On March 23, 2022, OSHA issued a notice stating the agency would again accept comments on the interim final rule that established the COVID-19 ETS. Specifically, OSHA is requesting comments on proposed changes for a final rule that would broaden the scope of the ETS while increasing flexibility for employers.

 As a Doctor of Nursing Practice candidate, I spent the past year thoroughly and carefully researching policies to safeguard healthcare personnel throughout the COVID-19 pandemic. The suggestion that OSHA is set to weaken many provisions of the ETS as OSHA transitions to a permanent standard was surprising.

The COVID-19 pandemic demonstrated the lack of readiness of the U.S. healthcare system to rapidly respond to the threat of an airborne infectious disease. As of March 30, 2022, there have been 1,071,214 cases of COVID-19 and 4,102 deaths reported among healthcare workers, a number significantly underestimated due to limitations of COVID-19 surveillance and tracking systems to accurately identify cases by occupation. This, combined with an astonishing 249 percent increase in reported workplace illnesses and injuries within the healthcare industry in 2020, an industry that led all other industries prior to COVID-19, would suggest that a permanent standard should incorporate relevant  guidance and existing ETS provisions to create a strong workplace airborne infectious disease standard.  

While it may appear that the most dangerous period of the COVID-19 pandemic is now in the rearview mirror, an extended view must be taken.  The threat of new variants of COVID-19, continued infections among healthcare workers, and the threat of the next airborne infectious disease are very real dangers that must be addressed.
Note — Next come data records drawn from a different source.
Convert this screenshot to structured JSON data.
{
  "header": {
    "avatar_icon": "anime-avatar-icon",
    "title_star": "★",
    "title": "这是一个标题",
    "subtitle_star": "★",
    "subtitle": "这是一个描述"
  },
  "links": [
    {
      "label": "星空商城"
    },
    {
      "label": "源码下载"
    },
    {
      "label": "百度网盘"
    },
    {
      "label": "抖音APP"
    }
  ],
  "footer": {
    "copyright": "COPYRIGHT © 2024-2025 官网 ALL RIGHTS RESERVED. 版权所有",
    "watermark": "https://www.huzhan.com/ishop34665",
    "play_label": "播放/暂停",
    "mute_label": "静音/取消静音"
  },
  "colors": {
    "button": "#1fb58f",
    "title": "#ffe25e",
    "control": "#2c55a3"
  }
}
Some of the key provisions that should be included in a permanent standard include:

  • Provision of an N95 or higher respirator when caring for any patient with a novel or unknown respiratory virus, including pandemic influenza, until it is unequivocally confirmed to be droplet transmission rather than airborne;
  • Workplace hazard assessment;
  • Easily accessible, written airborne infectious disease plan;
  • PPE stockpile, particularly N95 or higher respirators;
  • Engineering controls to rapidly convert additional patient rooms into negative airflow;
  • Process for tracking and reporting disease transmission, including notification and surveillance of those who may have been exposed regardless of occupational class or department;
  • Access to vaccinations for disease pathogens, based upon vaccine availability, at no cost to employees;
  • Employee training on the infectious disease plan, and all policies and procedures related to protection of health and safety;
  • Mini Respiratory Program to provide rapid access to respirators for precautions deemed necessary outside of the scope of a known diagnosis or suspected case of an airborne infectious disease; and
  • Triggers for crisis standard use and termination.

While the significant increase in workplace morbidity and mortality within the healthcare industry is in large part attributed to COVID-19, it is also reflective of the weaknesses in the healthcare system to rapidly deploy lifesaving protections based on years of voluntary guidance rather than enforceable standards.  The OSHA rulemaking process for a permanent infectious disease standard began shortly after the H1N1 pandemic of 2009; yet, more than a decade later, healthcare workers continue to provide care without a federal workplace standard to protect them from the workplace threat of airborne infectious diseases.

This is not the time for nurse safety to backslide, but rather a time for nurses to advocate for prompt action on a permanent workplace airborne infectious disease standard. This is the time to call upon OSHA to focus on the fundamental responsibility to establish the workplace protections we deserve now and to build sustainable capacity to rapidly adapt to the next threat.

Next Steps
There is still time to act by reviewing the proposed changes to the ETS as it is considered for a permanent COVID-19 standard. OSHA will be accepting public comments through April 22, 2022, ahead of public hearings that will begin on April 27, 2022. To submit your comments and encourage OSHA to strengthen rather than weaken the ETS provisions, visit and select the comment button. Now is the time for the voice of nursing professionals to be heard.